No car has anything quite like what K.I.T.T. did in Knight Rider, but the concept of telling a car what to do verbally is still pretty cool when you see it in action. Ford Sync has been out for a while, merging myFord Touch into the whole system when it launched last year. But is the integration of voice, touch and smartphones working like it should?
Sync has always been built using Microsoft’s Windows Embedded Auto software, and after myFord’s debut, it became clear that the strategy was to integrate the two platforms with the mobile devices drivers brought into their cars. Experts and consumers weren’t convinced after finding the revamped system buggy and unresponsive in the months that followed.
Ford has since updated the system a number of times, and even launched AppLink, which integrates compatible smartphone apps into the Sync system, in the United States as another Sync add-on (which is still not available in Canada). In taking a 2011 Ford Explorer for a week-long test drive, I wanted to see just how good Sync and myFord Touch were together.
Everything seen on the touch screen can ostensibly be done through voice control. It’s broken down into Entertainment, Navigation, Climate and Radio, but this second-generation system is supposed to understand up to 10,000 voice commands, so as an example, saying “I’m hungry” or “I’m lost” will prompt the system to ask you what you need. There is also the 911 Assist feature, though it’s one thing Sync has that you hope you’ll never need to use.
For the most part, controlling everything by voice works well. Setting the heat or air conditioning is probably the easiest, along with calling out a radio station you want to tune to. Navigation is generally fine, but you have to remember to speak out numbers, like “one-two-three” as opposed to “one-twenty-three” when giving it an address, or else it just gets it wrong.
It also helps to remember command sequences to speed up the process. So, for example, saying “Navigation-Destination-Street Address” or “Climate-Make it warmer” will help you avoid going back and forth with the automated voice.
On the other hand, tapping into music on a smartphone or iPod connected to the system proved to be a frustrating ordeal. First, it interpreted “Give Me Everything” with “Heal the Pain,” and then mistook “U2” for “Groove Theory.” This sort of thing happened repeatedly, and got even worse when the sunroof or window was open. I tried having friends issue commands for songs and artists, and the results weren’t any better.
In fact, while Sync is touted as a hands-free system, I found myself interacting with the touch screen just as much as I was voicing commands. This isn’t necessarily a bad thing, since the screen fills in for a traditional dash, but it definitely takes much longer than a week to get fully acclimated with the system, knowing what you can and can’t say, and what the system will ultimately understand.

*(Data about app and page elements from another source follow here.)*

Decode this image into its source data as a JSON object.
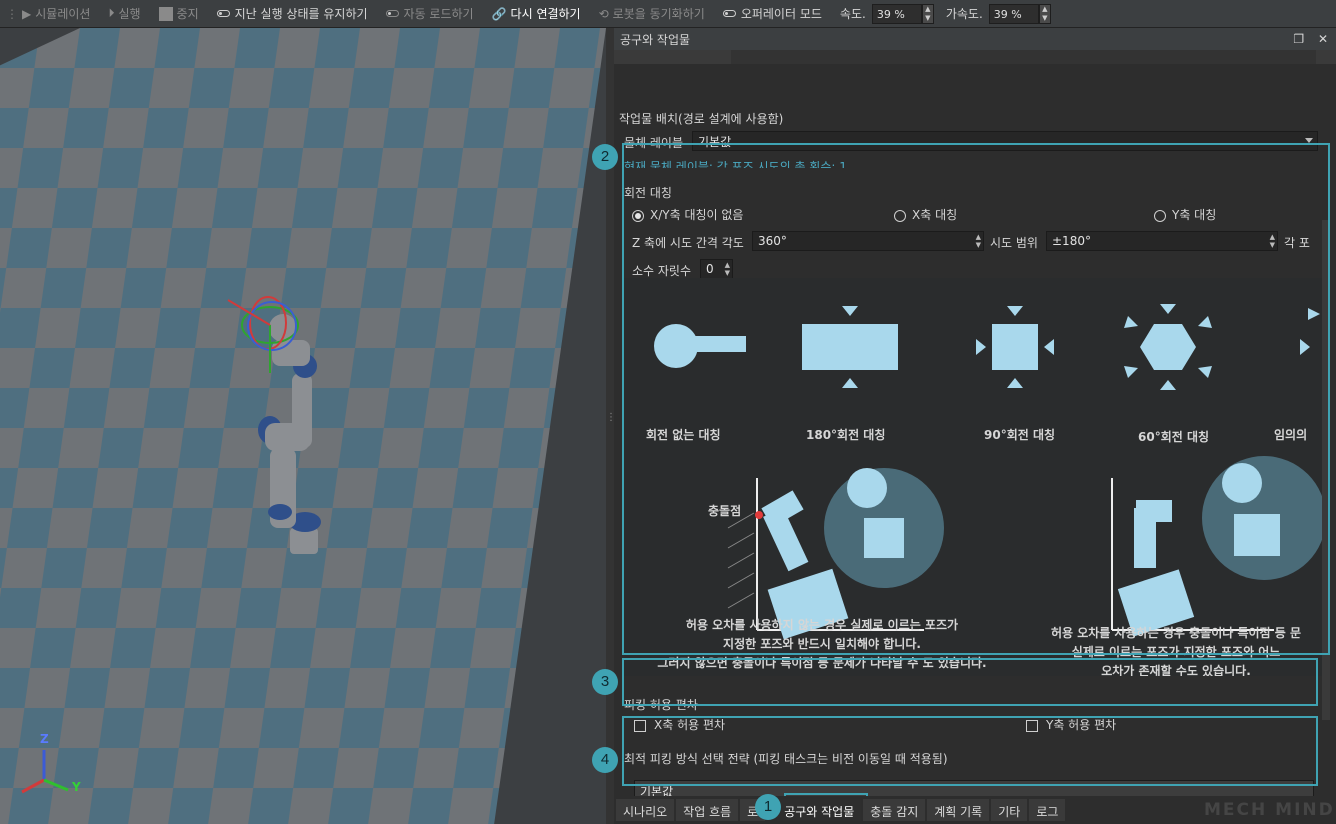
{
  "toolbar": {
    "simulation": "시뮬레이션",
    "run": "실행",
    "stop": "중지",
    "keep_state": "지난 실행 상태를 유지하기",
    "auto_load": "자동 로드하기",
    "reconnect": "다시 연결하기",
    "sync_robot": "로봇을 동기화하기",
    "operator_mode": "오퍼레이터 모드",
    "speed_label": "속도.",
    "speed_value": "39 %",
    "accel_label": "가속도.",
    "accel_value": "39 %",
    "reconnect_color": "#e23b3b"
  },
  "panel": {
    "title": "공구와 작업물",
    "placement_label": "작업물 배치(경로 설계에 사용함)",
    "object_label_title": "물체 레이블",
    "object_label_value": "기본값",
    "current_info": "현재 물체 레이블: 각 포즈 시도의 총 횟수: 1",
    "rotation": {
      "title": "회전 대칭",
      "radio_none": "X/Y축 대칭이 없음",
      "radio_x": "X축 대칭",
      "radio_y": "Y축 대칭",
      "selected": "X/Y축 대칭이 없음",
      "z_interval_label": "Z 축에 시도 간격 각도",
      "z_interval_value": "360°",
      "range_label": "시도 범위",
      "range_value": "±180°",
      "angle_cut": "각 포",
      "decimal_label": "소수 자릿수",
      "decimal_value": "0"
    },
    "illustration": {
      "sym_none": "회전 없는 대칭",
      "sym_180": "180°회전 대칭",
      "sym_90": "90°회전 대칭",
      "sym_60": "60°회전 대칭",
      "sym_any": "임의의",
      "collision_point": "충돌점",
      "left_text_1": "허용 오차를 사용하지 않는 경우 실제로 이르는 포즈가",
      "left_text_2": "지정한 포즈와 반드시 일치해야 합니다.",
      "left_text_3": "그러지 않으면 충돌이나 특이점 등 문제가 나타날 수 도 있습니다.",
      "right_text_1": "허용 오차를 사용하는 경우 충돌이나 특이점 등 문",
      "right_text_2": "실제로 이르는 포즈가 지정한 포즈와 어느",
      "right_text_3": "오차가 존재할 수도 있습니다."
    },
    "picking_tolerance": {
      "title": "피킹 허용 편차",
      "x_label": "X축 허용 편차",
      "y_label": "Y축 허용 편차"
    },
    "strategy": {
      "title": "최적 피킹 방식 선택 전략 (피킹 태스크는 비전 이동일 때 적용됨)",
      "value": "기본값"
    }
  },
  "bottom_tabs": [
    "시나리오",
    "작업 흐름",
    "로",
    "공구와 작업물",
    "충돌 감지",
    "계획 기록",
    "기타",
    "로그"
  ],
  "active_tab": "공구와 작업물",
  "callouts": [
    "1",
    "2",
    "3",
    "4"
  ],
  "axes": {
    "z": "Z",
    "y": "Y"
  },
  "watermark": "MECH MIND",
  "colors": {
    "accent": "#3fa3b3",
    "info_text": "#4aa8c0",
    "robot_body": "#8c8f93",
    "robot_joint": "#2f4f8a",
    "illus_fill": "#a9d8ec"
  }
}
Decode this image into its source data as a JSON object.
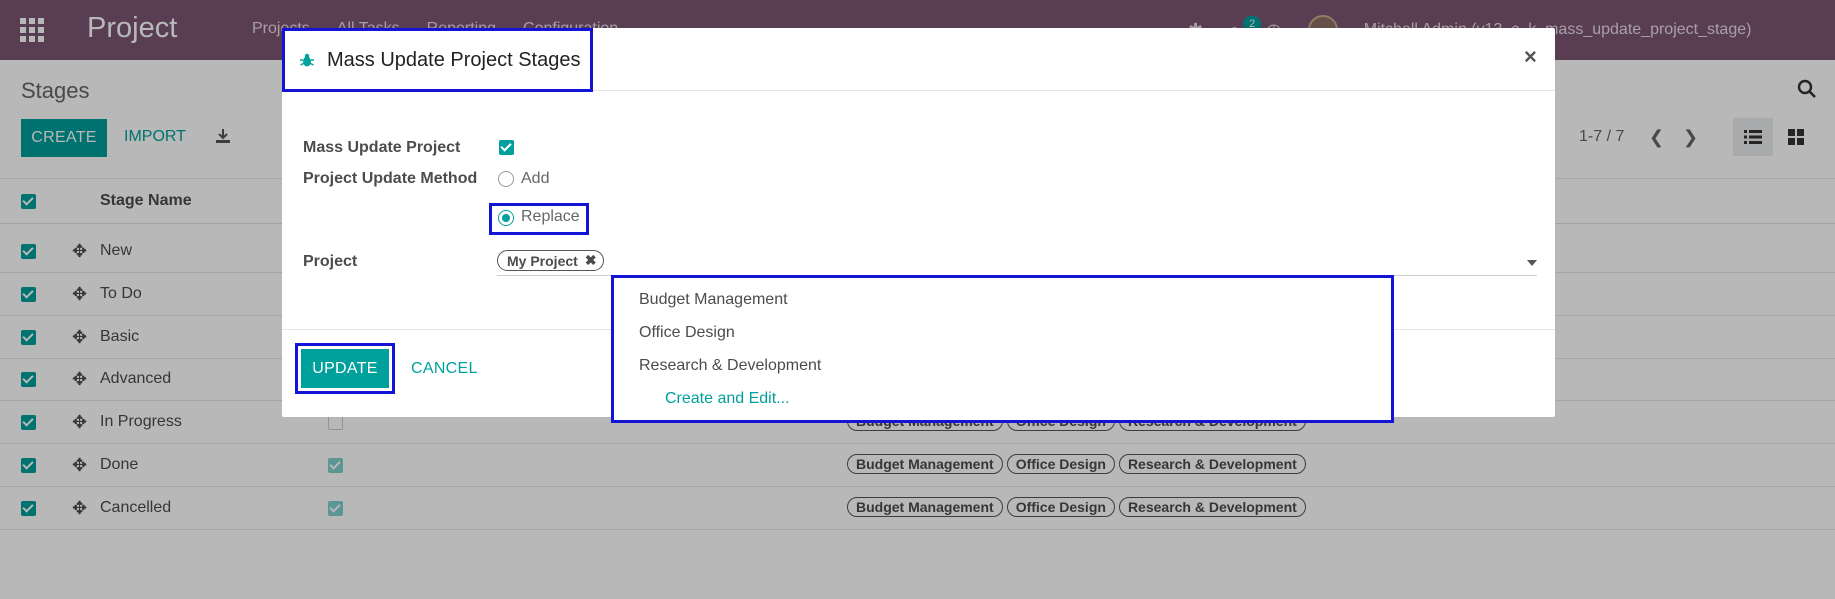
{
  "navbar": {
    "app_name": "Project",
    "menu": [
      "Projects",
      "All Tasks",
      "Reporting",
      "Configuration"
    ],
    "chat_badge": "2",
    "user": "Mitchell Admin (v13_c_k_mass_update_project_stage)"
  },
  "control": {
    "title": "Stages",
    "create_label": "CREATE",
    "import_label": "IMPORT",
    "pager": "1-7 / 7"
  },
  "list": {
    "column_stage_name": "Stage Name",
    "rows": [
      {
        "name": "New"
      },
      {
        "name": "To Do"
      },
      {
        "name": "Basic"
      },
      {
        "name": "Advanced"
      },
      {
        "name": "In Progress"
      },
      {
        "name": "Done"
      },
      {
        "name": "Cancelled"
      }
    ],
    "project_tags": [
      "Budget Management",
      "Office Design",
      "Research & Development"
    ]
  },
  "modal": {
    "title": "Mass Update Project Stages",
    "close": "×",
    "mass_update_label": "Mass Update Project",
    "method_label": "Project Update Method",
    "method_options": [
      "Add",
      "Replace"
    ],
    "method_selected": "Replace",
    "project_label": "Project",
    "project_selected_tag": "My Project",
    "dropdown_items": [
      "Budget Management",
      "Office Design",
      "Research & Development"
    ],
    "dropdown_create": "Create and Edit...",
    "update_label": "UPDATE",
    "cancel_label": "CANCEL"
  },
  "colors": {
    "navbar": "#7c5673",
    "primary": "#00a09d",
    "highlight_border": "#1414d6"
  },
  "icons": [
    "apps-icon",
    "bug-icon",
    "chat-icon",
    "clock-icon",
    "search-icon",
    "download-icon",
    "drag-handle-icon",
    "list-view-icon",
    "kanban-view-icon",
    "close-icon"
  ]
}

What’s still missing is Sync Services, like the vehicle health report, personalized traffic updates and access to Ford operators who can help with anything from directions to answering questions about the car’s features, much like what GM’s OnStar personnel do. The lack of AppLink also doesn’t do Canada’s version of Sync many favours on smartphone integration. Streaming Internet radio via Bluetooth is nice, but it requires physically interacting with the phone, which isn’t what hands-free is supposed to be. These services are in the United States, and Ford hasn’t confirmed if they’ll be included in the 2012 lineup in Canada.
Then there’s the MyKey system that ties into Sync, which is available here. Using MyKey, car owners can program the ignition key and limit the top speed, mute the car’s audio when the driver hasn’t buckled up and a low-fuel warning that pops up with 120 km of mileage left instead of the usual 80 km. Not surprisingly, Ford has geared that towards parents with teen drivers, arguably the riskiest driver demographic.